Could you copy every record exactly as it appears?

"""

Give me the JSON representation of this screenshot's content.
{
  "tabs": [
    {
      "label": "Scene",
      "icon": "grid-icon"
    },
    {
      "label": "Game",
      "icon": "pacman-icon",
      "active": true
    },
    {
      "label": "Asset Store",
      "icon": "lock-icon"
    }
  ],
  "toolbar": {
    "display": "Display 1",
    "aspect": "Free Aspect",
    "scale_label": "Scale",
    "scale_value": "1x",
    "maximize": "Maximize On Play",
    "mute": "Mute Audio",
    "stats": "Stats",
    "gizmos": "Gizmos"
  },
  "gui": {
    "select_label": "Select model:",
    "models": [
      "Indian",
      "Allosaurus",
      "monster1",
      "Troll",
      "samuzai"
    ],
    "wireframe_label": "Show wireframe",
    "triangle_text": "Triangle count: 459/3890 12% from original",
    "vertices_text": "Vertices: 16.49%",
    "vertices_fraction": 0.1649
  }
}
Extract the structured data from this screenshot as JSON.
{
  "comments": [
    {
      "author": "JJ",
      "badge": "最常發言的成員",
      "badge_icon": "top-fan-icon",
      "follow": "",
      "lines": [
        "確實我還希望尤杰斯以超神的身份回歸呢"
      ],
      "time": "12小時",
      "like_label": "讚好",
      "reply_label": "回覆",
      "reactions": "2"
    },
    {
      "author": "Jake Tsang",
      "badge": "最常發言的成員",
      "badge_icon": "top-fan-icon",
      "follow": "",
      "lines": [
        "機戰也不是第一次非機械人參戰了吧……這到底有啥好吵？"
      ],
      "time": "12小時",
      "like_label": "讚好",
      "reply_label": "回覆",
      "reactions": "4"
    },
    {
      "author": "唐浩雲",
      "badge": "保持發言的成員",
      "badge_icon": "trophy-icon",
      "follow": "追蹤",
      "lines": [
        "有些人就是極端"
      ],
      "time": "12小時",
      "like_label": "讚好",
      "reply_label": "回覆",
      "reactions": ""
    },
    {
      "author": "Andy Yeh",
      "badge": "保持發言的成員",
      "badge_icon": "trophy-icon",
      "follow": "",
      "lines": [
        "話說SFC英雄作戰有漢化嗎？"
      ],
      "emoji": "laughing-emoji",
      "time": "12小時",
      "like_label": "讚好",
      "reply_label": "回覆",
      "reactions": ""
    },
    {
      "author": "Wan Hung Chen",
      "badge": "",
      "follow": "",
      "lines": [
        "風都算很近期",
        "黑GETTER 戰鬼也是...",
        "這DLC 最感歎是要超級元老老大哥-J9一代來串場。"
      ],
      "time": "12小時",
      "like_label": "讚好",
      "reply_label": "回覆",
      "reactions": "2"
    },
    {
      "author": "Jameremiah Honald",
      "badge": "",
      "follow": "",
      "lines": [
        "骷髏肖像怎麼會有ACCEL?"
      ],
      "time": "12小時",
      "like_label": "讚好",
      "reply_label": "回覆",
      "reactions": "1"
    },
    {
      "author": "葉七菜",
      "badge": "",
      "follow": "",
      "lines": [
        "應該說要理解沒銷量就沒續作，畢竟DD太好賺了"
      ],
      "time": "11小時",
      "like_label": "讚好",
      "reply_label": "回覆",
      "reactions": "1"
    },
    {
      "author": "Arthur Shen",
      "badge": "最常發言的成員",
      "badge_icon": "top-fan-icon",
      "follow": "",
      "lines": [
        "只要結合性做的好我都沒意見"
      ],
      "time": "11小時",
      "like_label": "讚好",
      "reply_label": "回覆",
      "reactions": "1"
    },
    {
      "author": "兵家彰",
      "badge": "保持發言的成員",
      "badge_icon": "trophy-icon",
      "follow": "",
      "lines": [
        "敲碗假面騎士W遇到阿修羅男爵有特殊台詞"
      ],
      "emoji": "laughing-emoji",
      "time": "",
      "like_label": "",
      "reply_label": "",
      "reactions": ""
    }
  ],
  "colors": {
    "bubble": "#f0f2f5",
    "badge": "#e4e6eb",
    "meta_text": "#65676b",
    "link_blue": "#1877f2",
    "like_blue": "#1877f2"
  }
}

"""

TASK OUTPUT –
Give me the JSON representation of this screenshot's content.
{
  "tabs": [
    {
      "label": "Scene",
      "icon": "grid-icon"
    },
    {
      "label": "Game",
      "icon": "pacman-icon",
      "active": true
    },
    {
      "label": "Asset Store",
      "icon": "lock-icon"
    }
  ],
  "toolbar": {
    "display": "Display 1",
    "aspect": "Free Aspect",
    "scale_label": "Scale",
    "scale_value": "1x",
    "maximize": "Maximize On Play",
    "mute": "Mute Audio",
    "stats": "Stats",
    "gizmos": "Gizmos"
  },
  "gui": {
    "select_label": "Select model:",
    "models": [
      "Indian",
      "Allosaurus",
      "monster1",
      "Troll",
      "samuzai"
    ],
    "wireframe_label": "Show wireframe",
    "triangle_text": "Triangle count: 459/3890 12% from original",
    "vertices_text": "Vertices: 16.49%",
    "vertices_fraction": 0.1649
  }
}
Extract the structured data from this screenshot as JSON.
{
  "comments": [
    {
      "author": "JJ",
      "badge": "最常發言的成員",
      "badge_icon": "top-fan-icon",
      "follow": "",
      "lines": [
        "確實我還希望尤杰斯以超神的身份回歸呢"
      ],
      "time": "12小時",
      "like_label": "讚好",
      "reply_label": "回覆",
      "reactions": "2"
    },
    {
      "author": "Jake Tsang",
      "badge": "最常發言的成員",
      "badge_icon": "top-fan-icon",
      "follow": "",
      "lines": [
        "機戰也不是第一次非機械人參戰了吧……這到底有啥好吵？"
      ],
      "time": "12小時",
      "like_label": "讚好",
      "reply_label": "回覆",
      "reactions": "4"
    },
    {
      "author": "唐浩雲",
      "badge": "保持發言的成員",
      "badge_icon": "trophy-icon",
      "follow": "追蹤",
      "lines": [
        "有些人就是極端"
      ],
      "time": "12小時",
      "like_label": "讚好",
      "reply_label": "回覆",
      "reactions": ""
    },
    {
      "author": "Andy Yeh",
      "badge": "保持發言的成員",
      "badge_icon": "trophy-icon",
      "follow": "",
      "lines": [
        "話說SFC英雄作戰有漢化嗎？"
      ],
      "emoji": "laughing-emoji",
      "time": "12小時",
      "like_label": "讚好",
      "reply_label": "回覆",
      "reactions": ""
    },
    {
      "author": "Wan Hung Chen",
      "badge": "",
      "follow": "",
      "lines": [
        "風都算很近期",
        "黑GETTER 戰鬼也是...",
        "這DLC 最感歎是要超級元老老大哥-J9一代來串場。"
      ],
      "time": "12小時",
      "like_label": "讚好",
      "reply_label": "回覆",
      "reactions": "2"
    },
    {
      "author": "Jameremiah Honald",
      "badge": "",
      "follow": "",
      "lines": [
        "骷髏肖像怎麼會有ACCEL?"
      ],
      "time": "12小時",
      "like_label": "讚好",
      "reply_label": "回覆",
      "reactions": "1"
    },
    {
      "author": "葉七菜",
      "badge": "",
      "follow": "",
      "lines": [
        "應該說要理解沒銷量就沒續作，畢竟DD太好賺了"
      ],
      "time": "11小時",
      "like_label": "讚好",
      "reply_label": "回覆",
      "reactions": "1"
    },
    {
      "author": "Arthur Shen",
      "badge": "最常發言的成員",
      "badge_icon": "top-fan-icon",
      "follow": "",
      "lines": [
        "只要結合性做的好我都沒意見"
      ],
      "time": "11小時",
      "like_label": "讚好",
      "reply_label": "回覆",
      "reactions": "1"
    },
    {
      "author": "兵家彰",
      "badge": "保持發言的成員",
      "badge_icon": "trophy-icon",
      "follow": "",
      "lines": [
        "敲碗假面騎士W遇到阿修羅男爵有特殊台詞"
      ],
      "emoji": "laughing-emoji",
      "time": "",
      "like_label": "",
      "reply_label": "",
      "reactions": ""
    }
  ],
  "colors": {
    "bubble": "#f0f2f5",
    "badge": "#e4e6eb",
    "meta_text": "#65676b",
    "link_blue": "#1877f2",
    "like_blue": "#1877f2"
  }
}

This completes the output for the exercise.